elandWest Africa-focused Scottish firm, Eland Oil and Gas Plc,  Wednesday said its loss before taxation doubled in the first half of 2013 as it invested in staff and conducted seismic studies in preparation for crude oil production at its Opuama Field in Nigeria’s Oil Mining Lease (OML) 40.

In its interim results for the six months ended June 30, 2013, the exploratory oil and gas company, which was yet to generate revenue, said its pre-tax losses grew to $11 million from $5.4 million.

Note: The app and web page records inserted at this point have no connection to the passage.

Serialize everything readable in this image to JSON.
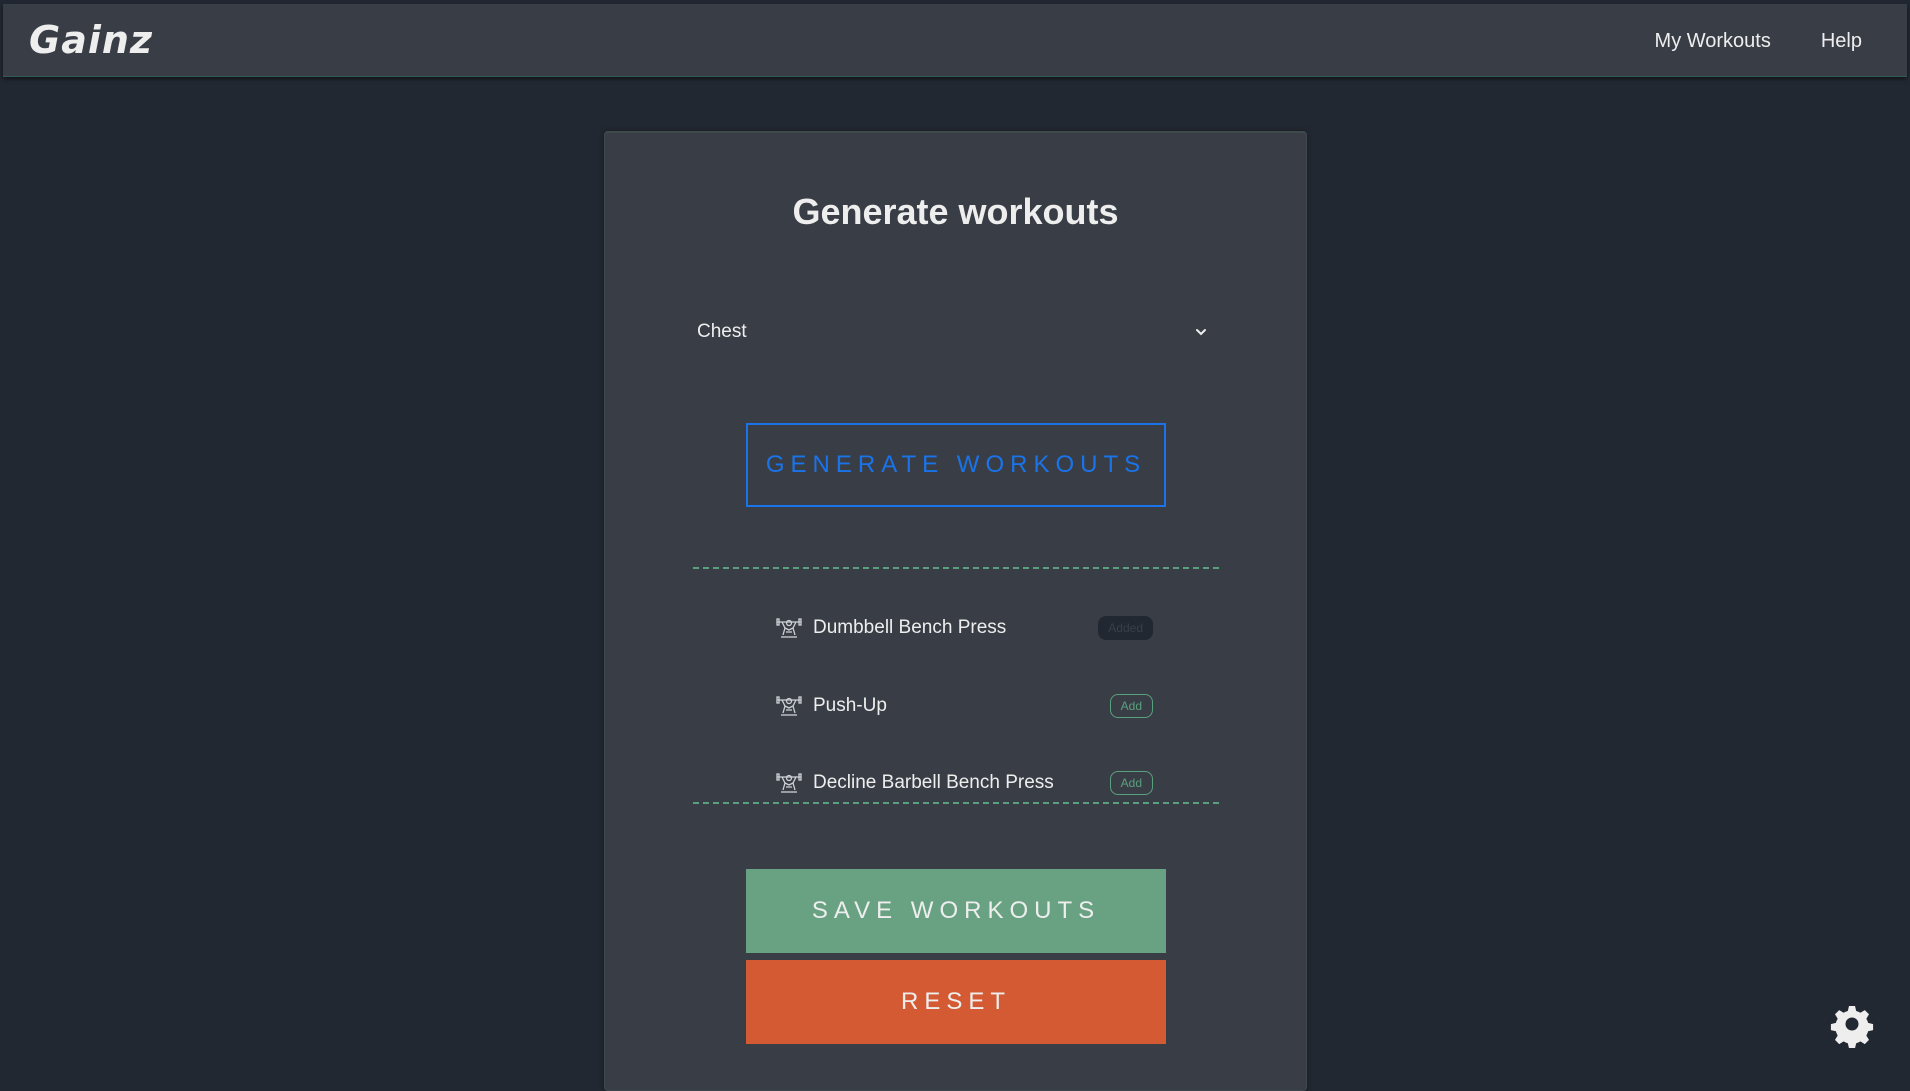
{
  "nav": {
    "brand": "Gainz",
    "links": [
      "My Workouts",
      "Help"
    ]
  },
  "card": {
    "title": "Generate workouts",
    "select_value": "Chest",
    "generate_label": "GENERATE WORKOUTS",
    "workouts": [
      {
        "name": "Dumbbell Bench Press",
        "action": "Added",
        "icon": "weightlifter-icon"
      },
      {
        "name": "Push-Up",
        "action": "Add",
        "icon": "weightlifter-icon"
      },
      {
        "name": "Decline Barbell Bench Press",
        "action": "Add",
        "icon": "weightlifter-icon"
      }
    ],
    "save_label": "SAVE WORKOUTS",
    "reset_label": "RESET"
  },
  "colors": {
    "background": "#222831",
    "panel": "#393e46",
    "accent_blue": "#1a73e8",
    "accent_green": "#68a282",
    "accent_orange": "#d45a33",
    "text": "#eeeeee"
  },
  "icons": {
    "settings": "gear-icon",
    "dropdown": "chevron-down-icon"
  }
}
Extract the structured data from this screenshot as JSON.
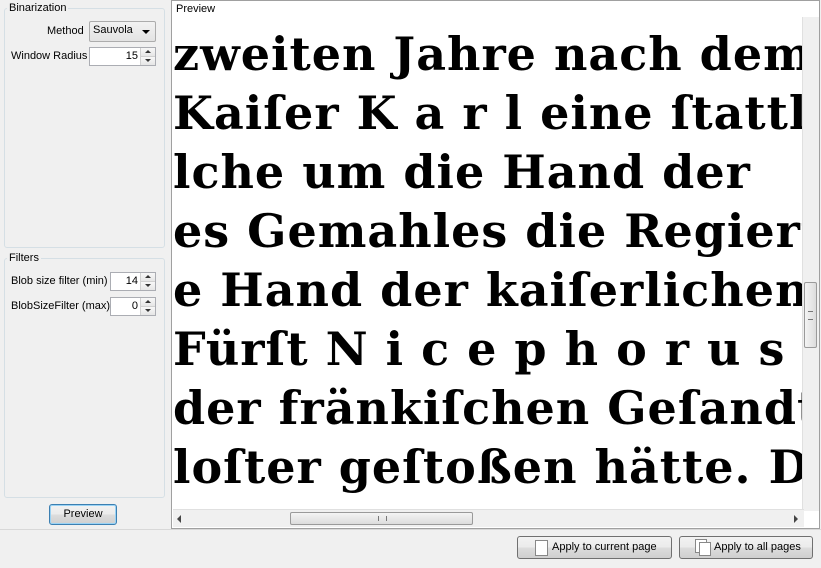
{
  "binarization": {
    "title": "Binarization",
    "method_label": "Method",
    "method_value": "Sauvola",
    "window_radius_label": "Window Radius",
    "window_radius_value": "15"
  },
  "filters": {
    "title": "Filters",
    "blob_min_label": "Blob size filter (min)",
    "blob_min_value": "14",
    "blob_max_label": "BlobSizeFilter (max)",
    "blob_max_value": "0"
  },
  "left_preview_button": "Preview",
  "preview_panel": {
    "title": "Preview",
    "lines": [
      "zweiten Jahre nach dem J",
      "Kaiſer K a r l eine ſtattlich",
      "lche  um  die  Hand  der",
      "es Gemahles die Regierun",
      "e Hand der kaiſerlichen V",
      " Fürſt  N i c e p h o r u s",
      " der fränkiſchen Geſandt",
      "loſter geſtoßen hätte. Die"
    ]
  },
  "bottom_bar": {
    "apply_current": "Apply to current page",
    "apply_all": "Apply to all pages"
  }
}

The company, however, said it would remain on track to bring OML 40 back into production in October 2013 as the re-entry into the asset, would be a key landmark for the company and its partner and operator, the Nigerian Petroleum Development Company (NPDC).
The Chief Executive Officer of the company, Mr. Leslie Blair, said his focus was to bring in the company’s first cash revenues from OML 40.

“Our immediate focus is on returning OML 40 back to production and with that, bringing in the company’s first cash revenues. We have worked hard to achieve this in close co-operation with the operator of OML 40, NPDC, and look forward to the start of oil production in October. We will then turn our attention to the development drilling programme, for which we have a rig identified, and the task of building our production revenues over the long term,” he said.

One of the major highlights of the results was the installation of new flow lines in the Opuama Field, which was nearing completion with the export pipeline survey and repairs underway.

The Opuama Flow Station integrity survey had also been completed and recertification and repairs of the Flow Station underway, with first oil production scheduled for October 2013.

The company also said it would commence the drilling of the initial development wells within the Opuama Field after the release of the Depthwize Imperial swamp rig currently on a single well assignment with Conoil on Oil Prospecting Lease (OPL) 2007.

It also disclosed that the technical evaluation of the option to acquire 40per cent equity in OPL 452 in the Eastern Niger Delta was ongoing.

The company said the loss recorded in the first half of 2013 reflected the additional investment in staffing and studies undertaken by the company in preparation for re-starting production and the drilling programme.

The Opuama Field was in production from 1975 to 2006 when Shell Petroleum Development Company (SPDC) undertook a controlled shut down of the facility due to the militant attacks on oil workers and installations in the Niger Delta.

The field, which was producing 2,500 barrels of oil equivalent per day (bopd) at the time of the shut-in, also has a flow station with a nominal capacity of 30,000 bopd and pipeline access to the Shell operated Trans Escravos Pipeline and Forcados Terminal.


Information from This Day was used in this report.